IZA DP No. 932: Guns, Drugs and Juvenile Crime: Evidence from a Panel of Siblings and Twins
published in: Journal of Law and Economics, 2006, 49(2), 507-532

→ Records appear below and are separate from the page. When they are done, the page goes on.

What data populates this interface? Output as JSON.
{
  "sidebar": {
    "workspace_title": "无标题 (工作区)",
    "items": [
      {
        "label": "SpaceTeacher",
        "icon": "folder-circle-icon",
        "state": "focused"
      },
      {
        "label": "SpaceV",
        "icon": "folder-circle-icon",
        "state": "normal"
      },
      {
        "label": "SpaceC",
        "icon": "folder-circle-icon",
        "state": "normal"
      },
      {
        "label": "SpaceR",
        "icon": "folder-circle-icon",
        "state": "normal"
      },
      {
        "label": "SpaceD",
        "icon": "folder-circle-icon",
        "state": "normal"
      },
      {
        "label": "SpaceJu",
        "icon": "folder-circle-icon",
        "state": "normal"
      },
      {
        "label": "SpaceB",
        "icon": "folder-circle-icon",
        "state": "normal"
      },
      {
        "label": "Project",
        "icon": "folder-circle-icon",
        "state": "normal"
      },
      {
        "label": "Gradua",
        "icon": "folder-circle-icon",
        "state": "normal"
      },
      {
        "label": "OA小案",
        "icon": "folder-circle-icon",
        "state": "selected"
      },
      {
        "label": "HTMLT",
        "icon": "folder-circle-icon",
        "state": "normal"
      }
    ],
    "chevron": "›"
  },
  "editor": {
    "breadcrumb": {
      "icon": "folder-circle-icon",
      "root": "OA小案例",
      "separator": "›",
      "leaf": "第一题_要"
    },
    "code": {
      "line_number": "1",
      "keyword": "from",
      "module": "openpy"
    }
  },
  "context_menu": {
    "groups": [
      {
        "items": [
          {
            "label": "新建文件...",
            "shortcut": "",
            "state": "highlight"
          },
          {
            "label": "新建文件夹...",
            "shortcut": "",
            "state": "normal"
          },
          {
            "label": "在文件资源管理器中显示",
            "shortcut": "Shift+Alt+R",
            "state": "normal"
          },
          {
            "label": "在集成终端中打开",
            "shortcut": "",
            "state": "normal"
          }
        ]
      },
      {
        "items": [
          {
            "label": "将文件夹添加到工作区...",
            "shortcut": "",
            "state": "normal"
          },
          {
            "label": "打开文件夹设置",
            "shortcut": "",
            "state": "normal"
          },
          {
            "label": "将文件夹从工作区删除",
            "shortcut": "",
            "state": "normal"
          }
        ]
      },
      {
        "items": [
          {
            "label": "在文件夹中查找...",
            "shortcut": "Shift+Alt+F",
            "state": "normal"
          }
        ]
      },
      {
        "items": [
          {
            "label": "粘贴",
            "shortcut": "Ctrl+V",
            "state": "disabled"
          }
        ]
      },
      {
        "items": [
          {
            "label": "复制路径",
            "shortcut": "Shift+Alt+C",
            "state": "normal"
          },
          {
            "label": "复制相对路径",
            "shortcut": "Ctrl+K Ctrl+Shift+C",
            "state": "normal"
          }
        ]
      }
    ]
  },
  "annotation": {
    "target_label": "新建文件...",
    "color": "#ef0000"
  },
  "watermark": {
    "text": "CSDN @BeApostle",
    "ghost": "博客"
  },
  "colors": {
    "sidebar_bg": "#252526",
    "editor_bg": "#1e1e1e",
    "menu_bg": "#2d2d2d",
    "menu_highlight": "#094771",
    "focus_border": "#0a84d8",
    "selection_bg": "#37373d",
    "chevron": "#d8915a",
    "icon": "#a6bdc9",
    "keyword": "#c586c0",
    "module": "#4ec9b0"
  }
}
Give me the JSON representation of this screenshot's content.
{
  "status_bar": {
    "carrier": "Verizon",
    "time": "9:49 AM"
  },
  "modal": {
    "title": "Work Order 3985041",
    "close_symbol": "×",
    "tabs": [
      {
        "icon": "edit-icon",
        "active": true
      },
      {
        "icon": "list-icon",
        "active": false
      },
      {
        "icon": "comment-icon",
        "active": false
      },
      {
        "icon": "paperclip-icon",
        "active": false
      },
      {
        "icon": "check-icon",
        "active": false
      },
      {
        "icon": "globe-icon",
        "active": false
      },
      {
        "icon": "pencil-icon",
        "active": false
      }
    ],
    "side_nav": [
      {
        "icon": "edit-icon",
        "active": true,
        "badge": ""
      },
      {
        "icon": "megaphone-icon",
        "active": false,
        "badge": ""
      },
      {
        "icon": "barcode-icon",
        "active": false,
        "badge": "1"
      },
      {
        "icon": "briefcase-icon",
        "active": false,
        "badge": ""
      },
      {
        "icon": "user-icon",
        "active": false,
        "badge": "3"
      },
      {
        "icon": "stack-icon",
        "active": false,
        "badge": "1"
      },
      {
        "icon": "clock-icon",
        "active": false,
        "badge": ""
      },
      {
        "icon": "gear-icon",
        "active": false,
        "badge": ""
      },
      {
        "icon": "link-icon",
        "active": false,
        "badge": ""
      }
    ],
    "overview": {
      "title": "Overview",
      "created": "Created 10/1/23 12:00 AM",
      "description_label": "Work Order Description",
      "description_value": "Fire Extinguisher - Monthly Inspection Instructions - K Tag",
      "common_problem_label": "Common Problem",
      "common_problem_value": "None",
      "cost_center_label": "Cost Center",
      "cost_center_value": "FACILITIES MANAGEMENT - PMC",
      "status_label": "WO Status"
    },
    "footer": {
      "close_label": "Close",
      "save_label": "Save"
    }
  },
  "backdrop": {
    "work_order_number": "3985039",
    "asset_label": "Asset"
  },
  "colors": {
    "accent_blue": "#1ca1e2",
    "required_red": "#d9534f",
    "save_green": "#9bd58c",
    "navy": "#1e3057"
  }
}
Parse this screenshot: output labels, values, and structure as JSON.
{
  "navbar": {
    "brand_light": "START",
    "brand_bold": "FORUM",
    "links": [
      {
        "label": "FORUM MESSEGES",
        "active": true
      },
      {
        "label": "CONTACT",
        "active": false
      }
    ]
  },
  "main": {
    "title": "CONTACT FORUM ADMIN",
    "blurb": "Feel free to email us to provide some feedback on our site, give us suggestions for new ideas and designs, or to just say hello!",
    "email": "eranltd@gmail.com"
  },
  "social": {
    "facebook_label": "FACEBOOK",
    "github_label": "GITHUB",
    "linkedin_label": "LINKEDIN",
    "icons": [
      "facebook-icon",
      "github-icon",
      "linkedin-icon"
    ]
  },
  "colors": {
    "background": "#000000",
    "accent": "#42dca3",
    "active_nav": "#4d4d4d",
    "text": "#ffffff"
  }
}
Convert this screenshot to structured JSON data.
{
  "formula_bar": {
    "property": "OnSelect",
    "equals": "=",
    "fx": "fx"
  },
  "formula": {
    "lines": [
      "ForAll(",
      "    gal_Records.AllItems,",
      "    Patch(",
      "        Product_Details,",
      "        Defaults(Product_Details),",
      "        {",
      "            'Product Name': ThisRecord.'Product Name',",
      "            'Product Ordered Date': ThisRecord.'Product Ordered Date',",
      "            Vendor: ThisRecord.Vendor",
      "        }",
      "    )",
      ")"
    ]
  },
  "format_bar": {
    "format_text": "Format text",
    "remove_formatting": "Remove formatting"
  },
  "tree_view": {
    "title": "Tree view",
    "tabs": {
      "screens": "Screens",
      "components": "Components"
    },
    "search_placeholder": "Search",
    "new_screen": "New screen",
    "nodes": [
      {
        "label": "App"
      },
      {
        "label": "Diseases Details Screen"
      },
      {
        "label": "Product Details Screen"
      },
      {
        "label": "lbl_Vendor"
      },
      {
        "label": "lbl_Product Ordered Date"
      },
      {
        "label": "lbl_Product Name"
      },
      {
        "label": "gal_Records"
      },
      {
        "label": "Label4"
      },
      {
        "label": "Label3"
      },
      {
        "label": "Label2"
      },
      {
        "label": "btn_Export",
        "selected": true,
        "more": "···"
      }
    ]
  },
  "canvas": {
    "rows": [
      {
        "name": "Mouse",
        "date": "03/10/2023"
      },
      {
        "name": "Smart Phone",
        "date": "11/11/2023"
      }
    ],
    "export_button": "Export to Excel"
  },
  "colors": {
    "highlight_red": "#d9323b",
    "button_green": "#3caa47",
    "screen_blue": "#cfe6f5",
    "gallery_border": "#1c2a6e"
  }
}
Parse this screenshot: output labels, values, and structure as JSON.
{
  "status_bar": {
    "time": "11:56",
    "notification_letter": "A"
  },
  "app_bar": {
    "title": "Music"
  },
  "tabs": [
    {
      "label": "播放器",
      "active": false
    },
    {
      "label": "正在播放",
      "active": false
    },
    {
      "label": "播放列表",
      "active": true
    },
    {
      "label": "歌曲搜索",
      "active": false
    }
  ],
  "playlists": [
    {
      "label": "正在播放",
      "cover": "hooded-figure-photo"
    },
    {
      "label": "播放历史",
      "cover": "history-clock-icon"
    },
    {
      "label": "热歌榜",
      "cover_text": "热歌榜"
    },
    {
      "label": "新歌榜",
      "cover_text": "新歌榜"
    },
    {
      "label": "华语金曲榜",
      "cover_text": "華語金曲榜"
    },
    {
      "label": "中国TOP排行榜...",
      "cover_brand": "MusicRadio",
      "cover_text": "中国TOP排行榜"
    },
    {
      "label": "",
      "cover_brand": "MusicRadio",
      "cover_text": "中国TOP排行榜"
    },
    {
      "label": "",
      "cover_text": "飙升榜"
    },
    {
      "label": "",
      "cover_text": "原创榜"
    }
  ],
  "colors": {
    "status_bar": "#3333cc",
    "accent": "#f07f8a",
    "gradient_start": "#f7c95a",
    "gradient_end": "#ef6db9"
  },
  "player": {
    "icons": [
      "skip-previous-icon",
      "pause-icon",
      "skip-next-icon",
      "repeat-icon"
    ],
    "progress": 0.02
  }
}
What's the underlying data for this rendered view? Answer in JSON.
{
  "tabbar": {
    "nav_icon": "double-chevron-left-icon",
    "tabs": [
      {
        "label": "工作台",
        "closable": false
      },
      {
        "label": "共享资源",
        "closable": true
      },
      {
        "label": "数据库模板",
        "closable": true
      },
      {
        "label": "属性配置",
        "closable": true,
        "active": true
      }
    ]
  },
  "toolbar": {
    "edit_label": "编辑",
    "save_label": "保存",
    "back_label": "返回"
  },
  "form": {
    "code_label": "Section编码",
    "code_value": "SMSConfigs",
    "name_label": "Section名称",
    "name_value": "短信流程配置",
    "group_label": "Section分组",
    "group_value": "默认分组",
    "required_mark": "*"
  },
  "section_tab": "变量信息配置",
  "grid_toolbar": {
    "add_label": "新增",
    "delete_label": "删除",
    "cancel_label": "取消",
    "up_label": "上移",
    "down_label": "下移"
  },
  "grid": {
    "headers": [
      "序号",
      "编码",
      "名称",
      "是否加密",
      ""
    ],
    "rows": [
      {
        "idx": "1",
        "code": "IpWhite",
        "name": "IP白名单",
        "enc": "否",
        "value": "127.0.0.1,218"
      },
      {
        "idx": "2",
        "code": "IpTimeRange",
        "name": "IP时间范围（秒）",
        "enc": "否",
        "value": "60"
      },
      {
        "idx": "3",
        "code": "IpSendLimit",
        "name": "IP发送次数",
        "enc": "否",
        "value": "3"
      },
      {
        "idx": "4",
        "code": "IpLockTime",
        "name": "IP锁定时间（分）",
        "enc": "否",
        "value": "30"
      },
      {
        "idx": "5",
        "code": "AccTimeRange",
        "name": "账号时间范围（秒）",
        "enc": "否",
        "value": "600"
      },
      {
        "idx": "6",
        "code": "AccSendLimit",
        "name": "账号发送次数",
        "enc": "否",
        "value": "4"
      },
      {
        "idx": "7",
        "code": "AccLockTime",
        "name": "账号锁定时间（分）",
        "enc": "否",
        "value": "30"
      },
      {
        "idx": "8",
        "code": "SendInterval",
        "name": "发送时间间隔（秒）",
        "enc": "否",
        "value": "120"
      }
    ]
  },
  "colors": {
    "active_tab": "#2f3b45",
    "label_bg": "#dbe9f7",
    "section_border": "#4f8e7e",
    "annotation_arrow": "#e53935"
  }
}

Using a nationally-representative panel data set of U.S. high school students (AddHealth data) that contains a relatively large sample of siblings and twins, the paper investigates the impacts of gun availability at home and individual drug use on robbery, burglary, theft and damaging property for juveniles. Using a variety of fixed-effects models that exploit variations over time and between siblings and twins, the results show that gun availability at home increases the propensity to commit crime by about two percentage points for juveniles but has no impact on damaging property. The results indicate that it is unlikely that gun availability is merely a measure of the unobserved home environment because gun availability does not influence other risky or bad behaviors of juveniles such as smoking, drinking and fighting, being expelled from school, lying, and having sex. No support is found for the hypothesis that gun availability decreases the propensity for being victimized. In fact, the results show that having access to guns increases the probability of being cut or stabbed by someone and of someone pulling a knife or gun on the juvenile. Estimates obtained from models that exploit variations over time and between siblings and twins indicate that drug use has a significant impact on the propensity to commit crime. We find that the median impact of cocaine use on the propensity to commit various types of crimes is 11 percentage points. The impact of using inhalants or other drugs is an increase in the propensity to commit crime by 7 and 6 percentage points, respectively.